You can play around with a number of the AI detectors below. Sometimes they work. Sometimes they don’t. Is that really the bar we want to use in so-called AI detection? I’ve included screenshots of the detectors mislabeling an AI-generated essay I created with a GPT-3 powered app in October.
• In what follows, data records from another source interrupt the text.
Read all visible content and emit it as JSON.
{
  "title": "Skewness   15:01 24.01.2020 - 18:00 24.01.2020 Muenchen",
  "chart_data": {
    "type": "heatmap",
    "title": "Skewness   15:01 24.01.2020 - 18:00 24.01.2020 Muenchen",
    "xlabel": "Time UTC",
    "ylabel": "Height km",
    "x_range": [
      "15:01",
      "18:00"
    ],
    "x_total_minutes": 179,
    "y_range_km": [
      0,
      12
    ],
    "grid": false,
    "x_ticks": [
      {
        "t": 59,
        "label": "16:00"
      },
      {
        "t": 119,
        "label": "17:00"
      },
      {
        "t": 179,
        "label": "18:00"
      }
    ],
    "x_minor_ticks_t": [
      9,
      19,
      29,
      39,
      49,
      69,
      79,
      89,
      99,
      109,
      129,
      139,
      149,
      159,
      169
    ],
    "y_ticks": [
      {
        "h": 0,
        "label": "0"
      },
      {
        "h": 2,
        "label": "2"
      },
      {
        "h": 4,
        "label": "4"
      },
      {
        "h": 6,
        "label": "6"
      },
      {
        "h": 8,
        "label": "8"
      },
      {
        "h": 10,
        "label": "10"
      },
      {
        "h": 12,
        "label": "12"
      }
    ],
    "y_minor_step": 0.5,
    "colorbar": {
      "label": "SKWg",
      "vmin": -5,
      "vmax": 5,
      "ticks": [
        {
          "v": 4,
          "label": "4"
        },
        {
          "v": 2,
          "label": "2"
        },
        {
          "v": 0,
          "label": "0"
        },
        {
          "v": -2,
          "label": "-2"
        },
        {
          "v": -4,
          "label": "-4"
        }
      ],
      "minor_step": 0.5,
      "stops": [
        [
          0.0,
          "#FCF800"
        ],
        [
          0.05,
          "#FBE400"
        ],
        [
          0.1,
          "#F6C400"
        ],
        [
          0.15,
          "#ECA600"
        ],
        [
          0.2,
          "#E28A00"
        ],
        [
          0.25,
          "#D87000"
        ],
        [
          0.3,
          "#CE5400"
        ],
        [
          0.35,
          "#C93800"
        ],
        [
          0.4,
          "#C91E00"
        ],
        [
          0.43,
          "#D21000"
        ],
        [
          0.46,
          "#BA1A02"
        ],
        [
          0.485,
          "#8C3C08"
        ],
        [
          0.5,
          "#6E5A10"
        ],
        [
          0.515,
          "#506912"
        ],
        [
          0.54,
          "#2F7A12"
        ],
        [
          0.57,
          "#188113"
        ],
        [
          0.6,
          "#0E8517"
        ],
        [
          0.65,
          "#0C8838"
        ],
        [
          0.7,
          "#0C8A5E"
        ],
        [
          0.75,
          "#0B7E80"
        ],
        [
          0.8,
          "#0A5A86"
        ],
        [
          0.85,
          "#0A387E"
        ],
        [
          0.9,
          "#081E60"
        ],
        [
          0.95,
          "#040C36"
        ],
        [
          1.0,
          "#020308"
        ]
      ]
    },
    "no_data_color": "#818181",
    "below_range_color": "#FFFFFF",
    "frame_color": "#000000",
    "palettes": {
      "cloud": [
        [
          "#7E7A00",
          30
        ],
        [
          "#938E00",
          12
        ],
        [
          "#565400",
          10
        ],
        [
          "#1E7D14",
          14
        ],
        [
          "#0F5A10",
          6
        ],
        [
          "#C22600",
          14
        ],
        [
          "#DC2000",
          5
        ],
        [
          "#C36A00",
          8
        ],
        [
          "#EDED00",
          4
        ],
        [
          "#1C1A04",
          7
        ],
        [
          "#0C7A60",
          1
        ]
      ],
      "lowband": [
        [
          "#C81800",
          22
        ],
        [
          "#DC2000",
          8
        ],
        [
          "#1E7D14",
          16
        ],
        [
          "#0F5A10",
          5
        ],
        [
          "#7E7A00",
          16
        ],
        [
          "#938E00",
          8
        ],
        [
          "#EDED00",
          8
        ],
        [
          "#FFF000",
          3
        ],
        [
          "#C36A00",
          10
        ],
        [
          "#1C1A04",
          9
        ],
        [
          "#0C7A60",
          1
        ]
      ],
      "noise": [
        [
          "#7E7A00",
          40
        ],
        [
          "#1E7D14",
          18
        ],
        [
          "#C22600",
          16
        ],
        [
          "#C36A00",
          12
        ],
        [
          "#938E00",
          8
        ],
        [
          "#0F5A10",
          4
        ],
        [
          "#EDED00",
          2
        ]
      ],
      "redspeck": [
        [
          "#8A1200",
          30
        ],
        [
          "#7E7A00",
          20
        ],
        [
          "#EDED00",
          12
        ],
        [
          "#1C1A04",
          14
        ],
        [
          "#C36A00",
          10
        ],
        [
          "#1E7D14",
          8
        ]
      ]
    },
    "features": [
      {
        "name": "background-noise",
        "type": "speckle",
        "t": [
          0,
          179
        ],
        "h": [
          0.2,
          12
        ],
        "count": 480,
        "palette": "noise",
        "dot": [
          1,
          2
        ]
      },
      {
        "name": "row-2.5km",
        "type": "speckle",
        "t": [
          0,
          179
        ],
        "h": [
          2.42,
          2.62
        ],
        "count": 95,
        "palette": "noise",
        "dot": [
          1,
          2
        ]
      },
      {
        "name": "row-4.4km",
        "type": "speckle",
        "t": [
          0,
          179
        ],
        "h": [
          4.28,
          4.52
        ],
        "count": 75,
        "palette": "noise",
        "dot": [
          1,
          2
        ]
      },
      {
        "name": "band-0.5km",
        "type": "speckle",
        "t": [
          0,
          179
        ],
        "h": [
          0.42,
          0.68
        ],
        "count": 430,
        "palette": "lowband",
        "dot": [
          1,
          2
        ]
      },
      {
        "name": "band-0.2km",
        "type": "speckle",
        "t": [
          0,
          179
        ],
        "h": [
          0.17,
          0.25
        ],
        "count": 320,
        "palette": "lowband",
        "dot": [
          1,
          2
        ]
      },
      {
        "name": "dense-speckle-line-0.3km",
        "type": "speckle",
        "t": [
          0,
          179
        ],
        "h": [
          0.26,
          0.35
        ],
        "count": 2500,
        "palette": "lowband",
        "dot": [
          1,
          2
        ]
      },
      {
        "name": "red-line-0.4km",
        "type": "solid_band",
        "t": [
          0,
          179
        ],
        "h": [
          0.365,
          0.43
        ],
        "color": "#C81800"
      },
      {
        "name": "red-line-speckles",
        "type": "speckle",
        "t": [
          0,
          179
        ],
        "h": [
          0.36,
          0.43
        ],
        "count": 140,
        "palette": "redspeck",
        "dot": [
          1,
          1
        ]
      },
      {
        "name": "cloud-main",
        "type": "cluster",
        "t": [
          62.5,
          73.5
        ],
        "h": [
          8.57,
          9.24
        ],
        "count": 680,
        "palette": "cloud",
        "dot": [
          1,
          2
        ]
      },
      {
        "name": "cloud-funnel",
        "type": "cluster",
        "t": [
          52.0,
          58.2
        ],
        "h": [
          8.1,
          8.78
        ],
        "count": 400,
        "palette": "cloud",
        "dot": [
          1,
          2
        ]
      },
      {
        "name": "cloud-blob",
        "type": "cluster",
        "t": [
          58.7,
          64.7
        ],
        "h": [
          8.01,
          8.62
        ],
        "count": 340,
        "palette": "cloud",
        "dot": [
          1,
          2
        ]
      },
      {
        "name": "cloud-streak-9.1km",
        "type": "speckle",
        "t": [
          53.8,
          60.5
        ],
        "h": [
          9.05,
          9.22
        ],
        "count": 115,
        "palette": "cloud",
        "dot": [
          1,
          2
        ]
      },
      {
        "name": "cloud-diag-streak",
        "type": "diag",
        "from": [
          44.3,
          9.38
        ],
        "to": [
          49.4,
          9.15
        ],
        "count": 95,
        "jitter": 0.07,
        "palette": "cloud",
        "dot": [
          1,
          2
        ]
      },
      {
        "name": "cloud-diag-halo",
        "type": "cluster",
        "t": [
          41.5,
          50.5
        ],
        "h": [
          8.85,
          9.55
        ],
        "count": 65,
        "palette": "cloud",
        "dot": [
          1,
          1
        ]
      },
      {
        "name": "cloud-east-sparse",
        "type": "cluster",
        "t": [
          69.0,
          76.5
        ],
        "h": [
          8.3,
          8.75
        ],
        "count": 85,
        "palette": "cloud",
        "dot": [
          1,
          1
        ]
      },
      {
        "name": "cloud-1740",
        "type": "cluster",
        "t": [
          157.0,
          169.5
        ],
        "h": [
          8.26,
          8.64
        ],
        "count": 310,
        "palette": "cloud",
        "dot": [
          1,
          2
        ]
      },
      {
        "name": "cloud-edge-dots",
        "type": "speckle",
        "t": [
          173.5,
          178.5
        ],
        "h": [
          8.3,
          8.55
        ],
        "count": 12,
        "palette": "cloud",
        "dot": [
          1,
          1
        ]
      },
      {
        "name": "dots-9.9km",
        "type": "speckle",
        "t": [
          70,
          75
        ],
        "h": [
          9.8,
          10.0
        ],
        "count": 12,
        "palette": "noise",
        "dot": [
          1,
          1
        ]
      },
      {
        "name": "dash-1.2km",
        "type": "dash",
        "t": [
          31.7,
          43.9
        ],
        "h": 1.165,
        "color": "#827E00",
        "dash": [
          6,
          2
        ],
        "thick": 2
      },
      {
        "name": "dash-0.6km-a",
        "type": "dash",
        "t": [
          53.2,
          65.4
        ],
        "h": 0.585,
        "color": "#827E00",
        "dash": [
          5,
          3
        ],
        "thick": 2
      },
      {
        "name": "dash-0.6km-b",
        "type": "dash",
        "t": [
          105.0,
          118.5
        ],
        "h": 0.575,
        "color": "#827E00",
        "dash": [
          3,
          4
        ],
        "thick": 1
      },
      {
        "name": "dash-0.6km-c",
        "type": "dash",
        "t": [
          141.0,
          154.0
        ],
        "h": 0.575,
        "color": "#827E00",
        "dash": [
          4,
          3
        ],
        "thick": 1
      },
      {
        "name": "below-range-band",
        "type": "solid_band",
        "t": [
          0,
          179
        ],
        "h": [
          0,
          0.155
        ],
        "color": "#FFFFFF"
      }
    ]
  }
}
In each case, it labels the generated essay as human writing.
Huggingface’s roBERTa powered Output Detector uses GPT-2 to try and detect AI
IBM’s Giant Language Model Testing Room (GLTR) also uses GPT-2 to try and detect AI
And then there are the waves of clones and eager developers rushing to sell terrified educators something to detect AI.
Crossplag decided to use roBERTa alongside their plagiarism detection and at least includes the caveat that the system doesn’t work well enough to be deployed to institutions at this time.
The newest one, GPTzero, also fails to detect the AI-generated text and likewise appears to use some form of GPT-2.
Trusting our Students
When we use AI to catch AI, we’re making a decision to put our trust in systems that we do not fully understand under the vague promise that “at least this is something.” Maybe that’s what people need, but how long will it be until a faculty member takes one of these unreliable reports as gospel truth and brings an innocent student up on charges of academic misconduct that are false? Think of the damage this will further cause to the already frayed relationship between teachers and students.
I, too, have used plagiarism detection software in the past. Hundreds of my students have submitted thousands of essays through such services, knowing their words will be assessed against a large database to discern similarities to other essays. I have required the use of this service under a misguided belief that a rote and imperfect method of detecting cheating is more important than creating a culture of trust.
We’re going to have to stop panicking and educate ourselves about the technology and think about what boundaries we’d like to put into place with our use of the tech and our students. While the current moral panic is about students using GPT to cheat, I imagine this is going to shift rapidly when folks realize that faculty can also use the technology to leave formative feedback on student essays. To echo Mike Sharples, “Students [will] employ AI to write assignments. Teachers use AI to assess and review them (Lu & Cutumisu, 2021; Lagakis & Demetriadis, 2021). Nobody learns, nobody gains.”
We’re going to have to search for moments of learning. One way of starting this exploration is to heed John Warner’s call to stop automating the writing process. Students write predictable, formulaic essays and teachers leave similarly predictable, formulaic responses. What was learned and what was gained in such a system? The reasons why we’ve adopted this structure are based on convenience and labor. It’s easier to teach the form of an essay than it is to teach a person the skills needed to develop as a writer. To do that, you need small classes, a reasonable teaching load, and well-compensated faculty.
Here are so-called GPT detectors that don’t reliably work:
For your listening pleasure:
Great articles mentioned in this piece:
John Warner ChatGPT Can't Kill Anything Worth Preserving
Traci Arnett Zimmerman Twenty Years of Turnitin: In an Age of Big Data, Even Bigger Questions Remain
Jonathan Malesic’s The Key to Success in College Is So Simple, It’s Almost Never Mentioned
Mike Sharples Automated Essay Writing: An AIED Opinion
Deborah R. Yoder-Himes, et all Racial, skin tone, and sex disparities in automated proctoring software
All hail your last sentence! :)
If we develop assignments that are not susceptible to artificial responses our students' learning, and ours, would be so much richer. And the work in developing such learning with our students would stretch us, too, to think in terms of our society as a whole, not in terms of a grade book and a sigh of relief at the end of term...